Entries from a dataset of interfaces

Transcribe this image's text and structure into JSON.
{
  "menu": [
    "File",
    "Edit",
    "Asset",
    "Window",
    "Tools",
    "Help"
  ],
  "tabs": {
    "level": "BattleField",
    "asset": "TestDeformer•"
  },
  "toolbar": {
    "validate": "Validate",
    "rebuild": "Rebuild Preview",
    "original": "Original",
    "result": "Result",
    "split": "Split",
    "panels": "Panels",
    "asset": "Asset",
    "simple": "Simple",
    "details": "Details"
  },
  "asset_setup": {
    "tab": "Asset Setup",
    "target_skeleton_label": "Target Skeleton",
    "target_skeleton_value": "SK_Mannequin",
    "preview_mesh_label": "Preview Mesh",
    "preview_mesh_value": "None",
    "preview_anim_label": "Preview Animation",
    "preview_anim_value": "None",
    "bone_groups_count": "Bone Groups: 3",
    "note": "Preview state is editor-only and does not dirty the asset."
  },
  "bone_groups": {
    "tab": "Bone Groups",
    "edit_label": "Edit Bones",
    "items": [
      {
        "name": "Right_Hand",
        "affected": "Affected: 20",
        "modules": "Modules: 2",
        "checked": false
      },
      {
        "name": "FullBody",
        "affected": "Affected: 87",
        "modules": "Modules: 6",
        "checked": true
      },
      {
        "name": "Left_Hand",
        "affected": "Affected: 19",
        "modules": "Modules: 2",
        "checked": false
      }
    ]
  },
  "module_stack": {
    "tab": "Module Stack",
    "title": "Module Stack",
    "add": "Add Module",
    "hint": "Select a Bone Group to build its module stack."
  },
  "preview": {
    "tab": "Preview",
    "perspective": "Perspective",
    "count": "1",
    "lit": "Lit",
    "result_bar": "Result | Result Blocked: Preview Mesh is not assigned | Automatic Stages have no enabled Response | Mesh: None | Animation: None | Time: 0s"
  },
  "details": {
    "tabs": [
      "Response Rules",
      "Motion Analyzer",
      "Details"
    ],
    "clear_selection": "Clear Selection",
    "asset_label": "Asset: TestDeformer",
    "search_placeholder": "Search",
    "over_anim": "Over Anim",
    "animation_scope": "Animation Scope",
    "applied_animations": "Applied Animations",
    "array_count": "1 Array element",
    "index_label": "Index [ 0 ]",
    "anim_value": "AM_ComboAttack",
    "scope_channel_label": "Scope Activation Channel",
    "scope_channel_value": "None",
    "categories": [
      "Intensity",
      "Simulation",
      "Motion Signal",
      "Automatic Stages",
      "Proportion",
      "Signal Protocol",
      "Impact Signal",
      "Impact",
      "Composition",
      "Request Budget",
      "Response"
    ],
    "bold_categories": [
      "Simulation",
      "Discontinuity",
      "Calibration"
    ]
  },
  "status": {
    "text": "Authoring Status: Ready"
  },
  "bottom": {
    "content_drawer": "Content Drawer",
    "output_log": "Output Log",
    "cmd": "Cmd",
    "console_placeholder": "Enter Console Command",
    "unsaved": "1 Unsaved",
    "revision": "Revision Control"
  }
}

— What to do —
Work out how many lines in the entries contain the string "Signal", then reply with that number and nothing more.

— Result —
3